That leaves room for another defender to step up into the backline, with Ethan Ampadu in pole position to resume the mantle at centre-half.
Ampadu has enjoyed a decent enough season at Venezia, even with I Lagunari now on a one-way gondola ride out of Serie A, but he remains something of a forgotten man at his parent club Chelsea.
Still only 21 (despite seeming to have been around for ages), Ampadu will now be pondering whether his future lies as a perennial loanee in exile from Stamford Bridge.
Ethan Ampadu has had a quietly excellent loan move. 👏🏻
He has played for a horrific Venezia side, yet has managed to shine. 💫
This was a last minute deadline day move, as Ethan was meant to stay at Chelsea until deadline day, making the loan even more impressive. 💎 pic.twitter.com/jlSZU4kby4
— Chelsea Loan Army (@ChelseaLoanArmy) May 15, 2022
Irrespective of his fortunes at club level, the Exeter-born Welshman never seems to let his country down, and Page will have no hesitation about starting him in a game of this magnitude.
The recent injury to Swansea City’s Ben Cabango – a player who has grown in confidence this season – probably means that Amapdu’s place is secured; with Bournemouth’s Chris Mepham and Luton’s Tom Lockyer recent returns to club action probably coming too late to force them into contention.
Unless Page chooses to throw caution to wind and ditch a defender for the play-off final – an incredibly unlikely scenario – that leaves just one starting spot up for grabs.
Three players will fight for it: Harry Wilson (who started and impressed against Austria in March); Brennan Johnson (who has led Nottingham Forest’s push for the Premier League this season); or a returning Kieffer Moore, whose comeback from injury proved the decisive factor in Bournemouth clinching automatic promotion to the Premier League this month.
On form alone, each player merits a start.
If continuity is Page’s preference, Wilson – fresh off a stellar campaign with Championship winners Fulham – may be the rational choice.
But there’s also a strong argument for starting Moore: he has a proven track record of scoring big goals for Wales against quality opposition and is the most effective out-and-out target man the national side have fielded since John Hartson.
The relative lack of height in both the Scottish and Ukrainan defences may well tempt Page to throw the big man into the mix.
— FULHARG FC: CAMPEÓN 🏆🇦🇷 (@FulhargFc) May 12, 2022
On the other hand, selecting Moore up front would mean giving a midfielder the axe: and who do you cut out at this stage?
Is it more likely, then, that Moore – and Brennan Johnson – will feature as gamechangers from the bench?
As former Wales rugby coach Gareth Jenkins once ominously declared, time will tell.
The question of who else might make a cameo appearance (perhaps after the half-time oranges are divvied out) will depend on the specific circumstances on the night.
On form wildcards include Rabbi Matondo, Cardiff duo Mark Harris and Rubin Colwill, Dundee United’s Dylan Levitt, or perhaps even Rhys Norrington-Davies, who has impressed sporadically for Sheffield United.
The affable Sorba Thomas has also returned from injury at the right-time; while veteran frontman Sam Vokes is looking back to his best at promotion-chasing Wycombe.
Might that kind of experience be handy to have in tow next month, especially if Robbie Savage is to repeat his classic commentary haiku about waking the kids up in the event of something special happening?

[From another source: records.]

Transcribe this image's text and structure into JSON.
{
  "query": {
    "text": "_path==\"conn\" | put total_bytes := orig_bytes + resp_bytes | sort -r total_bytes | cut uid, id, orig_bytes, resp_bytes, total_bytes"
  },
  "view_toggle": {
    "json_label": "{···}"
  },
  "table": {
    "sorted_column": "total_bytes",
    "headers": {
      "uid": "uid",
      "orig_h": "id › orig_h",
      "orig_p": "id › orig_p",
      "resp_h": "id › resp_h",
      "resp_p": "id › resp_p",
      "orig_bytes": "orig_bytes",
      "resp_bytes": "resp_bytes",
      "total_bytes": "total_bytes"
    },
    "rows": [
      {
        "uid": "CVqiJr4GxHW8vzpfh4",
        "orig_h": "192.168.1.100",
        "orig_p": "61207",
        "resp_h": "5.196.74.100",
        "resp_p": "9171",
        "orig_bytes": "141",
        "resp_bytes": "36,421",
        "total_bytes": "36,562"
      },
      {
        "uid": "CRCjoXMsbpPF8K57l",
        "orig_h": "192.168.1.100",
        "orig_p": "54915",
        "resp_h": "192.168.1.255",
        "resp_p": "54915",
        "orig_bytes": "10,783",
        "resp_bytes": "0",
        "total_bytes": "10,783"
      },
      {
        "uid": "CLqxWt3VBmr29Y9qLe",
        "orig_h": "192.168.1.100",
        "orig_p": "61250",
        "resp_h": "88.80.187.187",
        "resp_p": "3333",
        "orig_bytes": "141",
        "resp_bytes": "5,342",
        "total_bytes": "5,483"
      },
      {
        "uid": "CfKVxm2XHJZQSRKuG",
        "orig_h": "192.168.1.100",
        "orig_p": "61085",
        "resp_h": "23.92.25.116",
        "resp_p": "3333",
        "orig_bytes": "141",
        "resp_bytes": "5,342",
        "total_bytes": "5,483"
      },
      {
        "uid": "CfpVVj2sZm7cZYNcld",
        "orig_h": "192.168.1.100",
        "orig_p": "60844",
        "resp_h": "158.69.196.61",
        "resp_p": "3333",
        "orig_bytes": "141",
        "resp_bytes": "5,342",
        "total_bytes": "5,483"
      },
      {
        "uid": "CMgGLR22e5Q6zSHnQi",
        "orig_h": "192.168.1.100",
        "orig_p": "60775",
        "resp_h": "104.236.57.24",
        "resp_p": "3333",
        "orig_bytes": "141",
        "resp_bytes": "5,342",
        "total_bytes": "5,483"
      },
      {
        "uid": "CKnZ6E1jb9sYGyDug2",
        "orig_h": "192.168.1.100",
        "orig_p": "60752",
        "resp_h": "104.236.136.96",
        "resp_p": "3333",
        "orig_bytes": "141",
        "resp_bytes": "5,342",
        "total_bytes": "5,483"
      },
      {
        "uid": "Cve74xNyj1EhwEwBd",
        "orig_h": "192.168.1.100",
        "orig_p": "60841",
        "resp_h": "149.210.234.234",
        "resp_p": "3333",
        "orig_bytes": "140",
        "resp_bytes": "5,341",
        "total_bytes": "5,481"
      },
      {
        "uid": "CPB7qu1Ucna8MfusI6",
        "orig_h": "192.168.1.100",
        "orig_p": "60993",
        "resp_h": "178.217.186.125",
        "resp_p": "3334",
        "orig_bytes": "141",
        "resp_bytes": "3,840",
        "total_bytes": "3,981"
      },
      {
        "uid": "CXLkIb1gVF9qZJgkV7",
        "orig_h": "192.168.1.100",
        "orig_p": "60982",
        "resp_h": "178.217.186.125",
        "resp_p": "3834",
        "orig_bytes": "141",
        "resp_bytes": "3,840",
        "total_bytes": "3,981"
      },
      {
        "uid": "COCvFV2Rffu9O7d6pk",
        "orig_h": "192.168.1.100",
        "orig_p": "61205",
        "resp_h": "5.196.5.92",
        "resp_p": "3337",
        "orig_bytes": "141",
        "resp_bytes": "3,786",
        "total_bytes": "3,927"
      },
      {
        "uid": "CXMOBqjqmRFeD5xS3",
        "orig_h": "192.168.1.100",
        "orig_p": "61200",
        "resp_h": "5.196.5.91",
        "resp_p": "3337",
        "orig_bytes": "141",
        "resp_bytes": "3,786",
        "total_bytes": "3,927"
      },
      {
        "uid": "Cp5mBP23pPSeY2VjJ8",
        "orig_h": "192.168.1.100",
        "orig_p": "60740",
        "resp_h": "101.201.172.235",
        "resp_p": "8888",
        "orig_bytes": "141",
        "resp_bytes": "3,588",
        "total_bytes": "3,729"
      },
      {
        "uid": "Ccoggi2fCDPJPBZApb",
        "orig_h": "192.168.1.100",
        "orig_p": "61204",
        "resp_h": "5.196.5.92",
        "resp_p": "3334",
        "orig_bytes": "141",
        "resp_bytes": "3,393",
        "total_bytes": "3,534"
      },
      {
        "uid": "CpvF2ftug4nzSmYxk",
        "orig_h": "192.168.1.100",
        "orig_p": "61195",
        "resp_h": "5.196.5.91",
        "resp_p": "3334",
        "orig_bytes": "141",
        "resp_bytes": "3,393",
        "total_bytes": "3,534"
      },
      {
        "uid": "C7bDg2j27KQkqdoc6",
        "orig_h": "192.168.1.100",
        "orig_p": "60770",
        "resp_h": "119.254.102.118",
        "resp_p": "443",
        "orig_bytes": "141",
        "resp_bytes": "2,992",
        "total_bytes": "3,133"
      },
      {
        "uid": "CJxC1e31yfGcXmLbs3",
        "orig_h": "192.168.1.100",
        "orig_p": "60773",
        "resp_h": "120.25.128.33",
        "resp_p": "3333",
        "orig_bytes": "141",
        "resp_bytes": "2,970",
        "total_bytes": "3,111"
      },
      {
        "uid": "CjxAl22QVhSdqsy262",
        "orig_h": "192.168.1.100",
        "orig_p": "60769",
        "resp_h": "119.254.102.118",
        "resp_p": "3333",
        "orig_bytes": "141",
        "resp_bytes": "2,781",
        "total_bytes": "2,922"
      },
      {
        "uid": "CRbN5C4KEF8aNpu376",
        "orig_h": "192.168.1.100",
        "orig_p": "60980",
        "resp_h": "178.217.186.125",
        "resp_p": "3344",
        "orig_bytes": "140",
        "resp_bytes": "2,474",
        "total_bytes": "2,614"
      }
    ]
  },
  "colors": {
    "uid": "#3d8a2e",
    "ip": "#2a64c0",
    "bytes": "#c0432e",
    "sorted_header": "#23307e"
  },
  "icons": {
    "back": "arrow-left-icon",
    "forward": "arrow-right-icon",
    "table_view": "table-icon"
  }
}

Who knows?
What’s certain is that we all have a few sleepless nights ahead of us – and getting forty winks on June 4th might be particularly hard.
Who would have it any other way, though?
In Page we trust.